It is disturbing to note the focus on domestic sources of “terror” while foreign sources are present. Last week, Yuma Sector Border Patrol agents arrested a group of 11 Iranian citizens, five females and six males, who illegally crossed the border into the US. Iran is a “Special Interest Country,” defined as a country that would seek to do harm to American interests; terrorist supporting (and exporting) countries. In 2018, DHS released a revised list of special interest countries. From 2007-2018, 45,000 people from Special Interest Countries were caught trying to illegally cross the southern border. As far back as 2006, FBI Director Robert Muller announced that the Iranian-backed Hezbollah had succeeded in smuggling operatives across the Mexican border into the US.
Mayorkas served as deputy secretary at the Department of Homeland Security (DHS) under President Barack Obama. As such, he is pursuing his role in immigration security along those lines by ending a Trump-era policy known as the Migrant Protection Protocols (MPP). The MPP sent back more than 65,000 people who crossed the southern border illegally. Those people who claimed to be seeking asylum were told to wait for US immigration court hearings in Mexico.
In another incident of potential domestic terrorism that went under-reported, Cole Bridges, a 20-year-old American who joined the US Army in late 2019, was recently arrested and faces two federal charges: “attempting to provide material support to the Islamic State (ISIS) group and the attempted murder of U.S. military service members.” Federal investigators say Bridges converted to Islam and after being contacted by an undercover FBI agent, discussed targets for potential terror attacks in the United States, included the Sept. 11 memorial in New York City, and shared instructions for killing American troops in the Middle East.

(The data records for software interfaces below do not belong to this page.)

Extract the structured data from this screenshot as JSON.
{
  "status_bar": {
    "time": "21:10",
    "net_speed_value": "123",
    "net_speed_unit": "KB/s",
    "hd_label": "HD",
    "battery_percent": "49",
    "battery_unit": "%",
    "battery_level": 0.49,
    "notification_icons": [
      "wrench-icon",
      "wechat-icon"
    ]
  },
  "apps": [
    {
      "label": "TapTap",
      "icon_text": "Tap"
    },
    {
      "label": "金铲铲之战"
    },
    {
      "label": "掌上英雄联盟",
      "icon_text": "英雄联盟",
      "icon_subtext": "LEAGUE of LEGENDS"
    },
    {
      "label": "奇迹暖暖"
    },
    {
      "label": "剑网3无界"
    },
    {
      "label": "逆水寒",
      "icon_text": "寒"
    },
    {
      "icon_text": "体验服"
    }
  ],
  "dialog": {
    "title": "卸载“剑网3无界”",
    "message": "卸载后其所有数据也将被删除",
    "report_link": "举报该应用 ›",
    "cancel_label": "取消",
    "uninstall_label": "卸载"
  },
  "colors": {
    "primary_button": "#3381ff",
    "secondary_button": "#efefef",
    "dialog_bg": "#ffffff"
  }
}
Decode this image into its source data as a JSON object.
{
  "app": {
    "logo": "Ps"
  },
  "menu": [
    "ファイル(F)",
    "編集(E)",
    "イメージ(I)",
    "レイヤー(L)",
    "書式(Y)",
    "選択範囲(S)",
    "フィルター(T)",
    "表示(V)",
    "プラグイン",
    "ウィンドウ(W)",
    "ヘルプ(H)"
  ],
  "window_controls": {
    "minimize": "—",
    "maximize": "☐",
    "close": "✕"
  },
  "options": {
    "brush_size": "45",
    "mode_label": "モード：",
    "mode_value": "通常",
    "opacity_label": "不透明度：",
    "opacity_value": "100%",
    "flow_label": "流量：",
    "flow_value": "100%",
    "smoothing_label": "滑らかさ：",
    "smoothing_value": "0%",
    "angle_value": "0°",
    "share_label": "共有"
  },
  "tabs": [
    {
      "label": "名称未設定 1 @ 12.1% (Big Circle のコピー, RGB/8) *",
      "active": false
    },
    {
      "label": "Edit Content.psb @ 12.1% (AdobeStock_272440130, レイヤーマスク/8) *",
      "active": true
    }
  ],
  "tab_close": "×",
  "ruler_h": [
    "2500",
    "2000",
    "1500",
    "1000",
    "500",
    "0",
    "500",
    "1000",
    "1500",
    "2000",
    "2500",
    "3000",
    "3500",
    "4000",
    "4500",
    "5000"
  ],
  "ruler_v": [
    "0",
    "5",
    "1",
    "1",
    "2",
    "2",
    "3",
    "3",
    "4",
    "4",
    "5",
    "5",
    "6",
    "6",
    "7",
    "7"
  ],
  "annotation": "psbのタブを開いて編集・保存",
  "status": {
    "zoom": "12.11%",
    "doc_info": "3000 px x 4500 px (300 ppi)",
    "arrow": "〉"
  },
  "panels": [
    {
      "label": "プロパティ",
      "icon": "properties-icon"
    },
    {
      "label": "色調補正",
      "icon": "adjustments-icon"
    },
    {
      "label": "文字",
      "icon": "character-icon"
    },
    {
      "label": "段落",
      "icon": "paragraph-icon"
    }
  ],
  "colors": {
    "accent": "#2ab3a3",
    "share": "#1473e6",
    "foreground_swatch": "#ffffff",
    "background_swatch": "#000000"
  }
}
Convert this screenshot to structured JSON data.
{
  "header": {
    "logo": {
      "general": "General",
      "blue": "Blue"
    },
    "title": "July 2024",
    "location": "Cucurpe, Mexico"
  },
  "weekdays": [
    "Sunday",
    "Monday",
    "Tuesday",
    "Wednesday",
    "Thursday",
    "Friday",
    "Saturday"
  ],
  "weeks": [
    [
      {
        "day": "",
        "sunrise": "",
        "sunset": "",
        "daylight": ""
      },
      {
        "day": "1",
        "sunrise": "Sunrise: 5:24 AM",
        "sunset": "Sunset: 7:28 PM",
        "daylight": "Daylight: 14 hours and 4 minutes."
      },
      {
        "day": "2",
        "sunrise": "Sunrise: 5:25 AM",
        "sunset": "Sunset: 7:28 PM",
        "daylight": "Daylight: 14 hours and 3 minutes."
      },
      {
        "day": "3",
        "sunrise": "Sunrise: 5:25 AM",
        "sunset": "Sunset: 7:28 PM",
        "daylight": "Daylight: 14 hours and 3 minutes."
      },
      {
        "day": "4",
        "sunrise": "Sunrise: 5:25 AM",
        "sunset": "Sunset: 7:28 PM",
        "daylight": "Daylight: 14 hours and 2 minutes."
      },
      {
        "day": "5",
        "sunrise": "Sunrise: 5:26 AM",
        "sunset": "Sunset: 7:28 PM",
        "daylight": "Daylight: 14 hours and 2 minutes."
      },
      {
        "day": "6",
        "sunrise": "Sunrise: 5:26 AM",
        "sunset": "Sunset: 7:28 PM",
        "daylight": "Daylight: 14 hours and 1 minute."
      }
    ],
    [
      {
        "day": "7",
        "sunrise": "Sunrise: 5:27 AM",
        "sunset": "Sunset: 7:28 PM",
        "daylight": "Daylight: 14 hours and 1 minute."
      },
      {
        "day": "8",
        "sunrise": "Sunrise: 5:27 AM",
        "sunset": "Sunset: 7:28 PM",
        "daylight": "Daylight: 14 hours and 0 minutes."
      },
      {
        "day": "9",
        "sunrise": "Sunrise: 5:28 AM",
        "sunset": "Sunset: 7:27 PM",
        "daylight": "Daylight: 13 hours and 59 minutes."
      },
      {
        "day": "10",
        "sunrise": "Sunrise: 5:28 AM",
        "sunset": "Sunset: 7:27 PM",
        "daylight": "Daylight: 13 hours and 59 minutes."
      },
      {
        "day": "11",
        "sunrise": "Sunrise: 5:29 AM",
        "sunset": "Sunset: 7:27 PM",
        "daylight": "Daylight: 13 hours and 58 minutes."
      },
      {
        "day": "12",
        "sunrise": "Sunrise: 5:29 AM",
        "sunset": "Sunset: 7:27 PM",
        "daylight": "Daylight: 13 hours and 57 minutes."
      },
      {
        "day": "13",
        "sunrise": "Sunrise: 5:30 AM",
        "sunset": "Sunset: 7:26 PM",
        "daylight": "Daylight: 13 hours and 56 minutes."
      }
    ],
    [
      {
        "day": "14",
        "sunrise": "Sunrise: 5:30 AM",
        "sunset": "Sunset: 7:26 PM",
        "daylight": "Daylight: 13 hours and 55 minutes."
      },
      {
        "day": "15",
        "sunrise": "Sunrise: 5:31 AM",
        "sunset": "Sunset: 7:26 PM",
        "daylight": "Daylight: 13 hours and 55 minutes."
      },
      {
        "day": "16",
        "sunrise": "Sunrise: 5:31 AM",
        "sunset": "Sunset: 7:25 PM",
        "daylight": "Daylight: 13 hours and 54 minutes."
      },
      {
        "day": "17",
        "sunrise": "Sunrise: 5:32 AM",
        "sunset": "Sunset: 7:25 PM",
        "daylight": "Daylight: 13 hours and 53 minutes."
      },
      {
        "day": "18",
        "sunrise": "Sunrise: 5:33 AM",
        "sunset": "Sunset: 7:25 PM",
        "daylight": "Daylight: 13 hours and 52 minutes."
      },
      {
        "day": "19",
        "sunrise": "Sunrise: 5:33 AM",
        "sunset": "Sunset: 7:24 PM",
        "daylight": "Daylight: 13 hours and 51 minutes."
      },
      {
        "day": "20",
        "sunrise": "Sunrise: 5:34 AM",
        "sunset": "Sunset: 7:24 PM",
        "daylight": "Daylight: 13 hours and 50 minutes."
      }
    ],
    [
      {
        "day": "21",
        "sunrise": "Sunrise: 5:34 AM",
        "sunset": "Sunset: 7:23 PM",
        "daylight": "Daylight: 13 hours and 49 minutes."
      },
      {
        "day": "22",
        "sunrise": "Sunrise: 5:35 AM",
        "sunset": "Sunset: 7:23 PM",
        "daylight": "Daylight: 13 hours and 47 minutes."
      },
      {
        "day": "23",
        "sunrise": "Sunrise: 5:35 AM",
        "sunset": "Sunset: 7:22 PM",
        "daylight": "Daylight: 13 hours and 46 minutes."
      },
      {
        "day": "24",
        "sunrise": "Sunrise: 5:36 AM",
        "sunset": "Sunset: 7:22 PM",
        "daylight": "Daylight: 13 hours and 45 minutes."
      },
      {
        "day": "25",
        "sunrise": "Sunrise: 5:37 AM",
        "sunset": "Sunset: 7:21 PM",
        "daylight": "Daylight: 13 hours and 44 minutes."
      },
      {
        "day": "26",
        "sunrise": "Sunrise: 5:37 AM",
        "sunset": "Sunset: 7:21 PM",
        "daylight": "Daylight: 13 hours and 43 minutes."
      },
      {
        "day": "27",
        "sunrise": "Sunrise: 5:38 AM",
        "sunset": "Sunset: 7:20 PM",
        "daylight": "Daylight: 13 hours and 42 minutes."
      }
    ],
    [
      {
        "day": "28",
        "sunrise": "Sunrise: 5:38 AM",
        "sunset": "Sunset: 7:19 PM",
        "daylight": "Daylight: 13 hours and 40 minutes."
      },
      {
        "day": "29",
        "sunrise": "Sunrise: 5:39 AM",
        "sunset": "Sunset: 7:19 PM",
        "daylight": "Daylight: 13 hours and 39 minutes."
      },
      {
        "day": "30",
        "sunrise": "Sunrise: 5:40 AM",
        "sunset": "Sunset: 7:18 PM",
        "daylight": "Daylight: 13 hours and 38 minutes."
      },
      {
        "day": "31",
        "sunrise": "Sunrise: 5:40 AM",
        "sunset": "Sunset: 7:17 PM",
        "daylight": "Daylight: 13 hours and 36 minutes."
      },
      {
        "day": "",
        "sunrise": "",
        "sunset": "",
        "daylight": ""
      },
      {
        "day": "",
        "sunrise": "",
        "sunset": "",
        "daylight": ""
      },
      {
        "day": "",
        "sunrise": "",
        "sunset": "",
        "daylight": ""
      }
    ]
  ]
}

Bridges is disturbing similar to the cases of Major Nidal Hasan and Private Nasser Abdo. Hasan is a former American Army Major convicted of killing 13 people and injuring more than 30 others in the Fort Hood mass shooting on November 5, 2009. Despite his correspondence with Anwar Nasser al-Awlaki, a senior recruiter for al Qaeda, the Department of Defense classified the events as “workplace violence” and did not charge Hasan with terrorism. Similarly, Abdo, a former US Army Private First Class, was arrested July 28, 2011, near Fort Hood, Texas, for planning a bombing attack at a restaurant frequented by soldiers from the base. Like Hasan, Abdo was not charged with terrorism. Both were Muslims and Abdo was the son of a “Palestinian” immigrant. Since the US began military operations in Afghanistan and Iraq, three US servicemen have been charged with actions related to attacks on fellow US soldiers. In 2003 at the start of the Iraq War, Sgt. Hasan Karim Akbar killed two officers and wounded 14 soldiers of the 101st Airborne in a grenade and shooting attack at their base in Kuwait.
Zionism as White Nationalism
Perhaps more disturbing is the possibility that the definition of white supremacy and white nationalist can be transformed. In a disturbing development, left-wing groups have taken to referring to Zionism, the support of a Jewish state in the Land of Israel, as white nationalism. As an extension, this belief labels pro-Israel evangelical Christians as white supremacists and anti-Semites.